Starbucks’ rebranding was not just about selling coffee; it was about creating an experience. By transforming their stores into cozy and inviting spaces, Starbucks positioned itself as a “third place” between home and work, where people could relax, socialize, and enjoy their favorite beverages. This concept struck a chord with consumers who were seeking a sense of community and a break from their daily routines.

In addition to their physical spaces, Starbucks also focused on sourcing high-quality coffee beans from around the world and promoting sustainable practices. This commitment to ethical sourcing and environmental responsibility further enhanced their brand image, attracting socially conscious consumers who value both taste and values.

Netflix: From a DVD rental service to a leading streaming platform, Netflix underwent a major rebranding to adapt to the digital age. By focusing on convenience, variety, and personalized recommendations, Netflix became a household name and revolutionized the way we consume entertainment.

Netflix’s rebranding journey started when they recognized the shift in consumer behavior towards online streaming. They transitioned from a traditional DVD rental service to a digital platform, offering a vast library of movies and TV shows that could be accessed anytime, anywhere.

One of the key factors that contributed to Netflix’s success was their emphasis on convenience. By eliminating the need for physical rentals and late fees, Netflix provided a hassle-free experience for its subscribers. Additionally, their algorithm-based recommendation system personalized the content selection for each user, making it easier to discover new shows and movies tailored to individual preferences.

Moreover, Netflix’s commitment to producing original content further solidified their position in the entertainment industry. By investing in critically acclaimed series like “Stranger Things”, “House of Cards”, and “The Crown”, Netflix not only attracted new subscribers but also garnered numerous awards and accolades. This strategic move allowed them to differentiate themselves from traditional media companies and establish their brand as a hub for quality and diverse content.

In an ever-evolving market landscape, rebranding is not merely a luxury; it’s often a necessity. It presents businesses with the opportunity to resonate more deeply with their audience, align with current market trends, and signal growth or evolution.
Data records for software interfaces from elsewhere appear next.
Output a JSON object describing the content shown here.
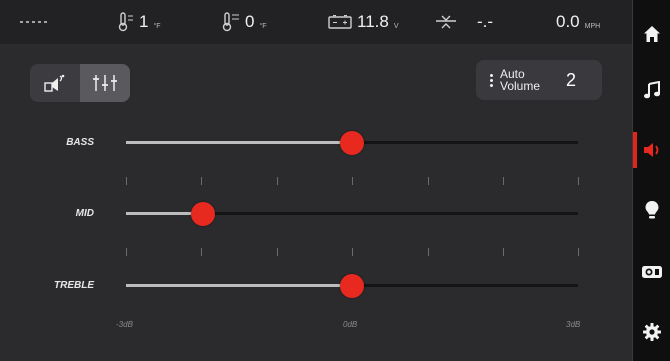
{
  "status": {
    "temp1": {
      "value": "1",
      "unit": "°F"
    },
    "temp2": {
      "value": "0",
      "unit": "°F"
    },
    "battery": {
      "value": "11.8",
      "unit": "V"
    },
    "fuel": {
      "value": "-.-"
    },
    "speed": {
      "value": "0.0",
      "unit": "MPH"
    }
  },
  "auto_volume": {
    "label_line1": "Auto",
    "label_line2": "Volume",
    "value": "2"
  },
  "tone": {
    "bass": {
      "label": "BASS",
      "level": 0.5
    },
    "mid": {
      "label": "MID",
      "level": 0.17
    },
    "treble": {
      "label": "TREBLE",
      "level": 0.5
    }
  },
  "scale": {
    "min": "-3dB",
    "mid": "0dB",
    "max": "3dB"
  },
  "sidebar": [
    "home-icon",
    "music-icon",
    "volume-icon",
    "light-icon",
    "camera-icon",
    "settings-icon"
  ],
  "colors": {
    "accent": "#e8291f",
    "background": "#2b2b2e",
    "sidebar": "#0f0f10"
  }
}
While embracing the winds of change and the prospects they bring, it’s crucial for businesses to remember their roots. The balancing act lies in evolving with the times while remaining unwaveringly true to core values. So, as you consider rebranding, keep an eye on the horizon without losing sight of the foundation that brought you here. Embrace change, let your essence shine through.
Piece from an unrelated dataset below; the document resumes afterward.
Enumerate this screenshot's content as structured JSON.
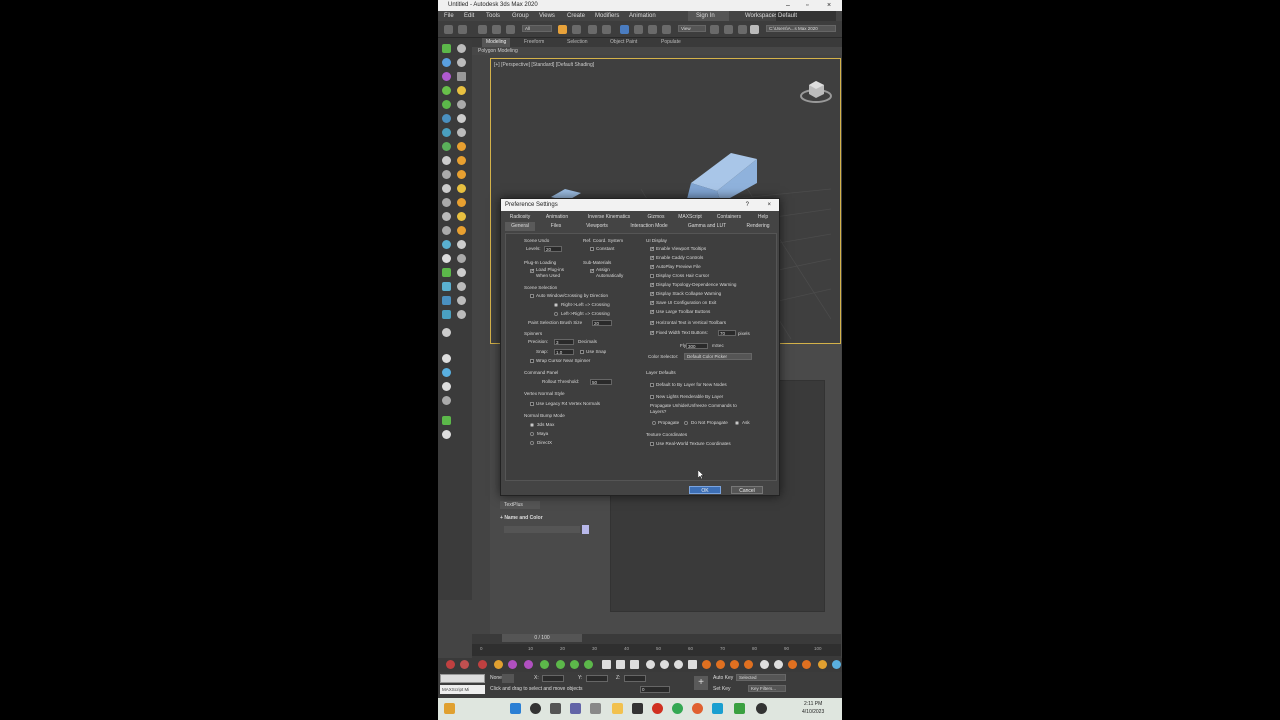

In conclusion, rebranding your business is a strategic tool that allows companies to adapt, differentiate, and thrive in a competitive business landscape. By understanding the purpose, process, and examples of successful rebranding, companies can embark on their own rebranding journey while avoiding common pitfalls. Remember, rebranding is not just a visual overhaul, but an opportunity to reaffirm the company’s values, connect with customers, and secure long-term success.

Rebranding of a company is a significant endeavor that requires careful planning and execution. By following a structured process, companies can ensure that their new brand resonates with their target audience and is integrated seamlessly across all touchpoints. Whether it’s to reflect company growth, address market evolution, or simply keep up with changing times, a successful rebrand can breathe new life into a business, driving it forward into its next chapter.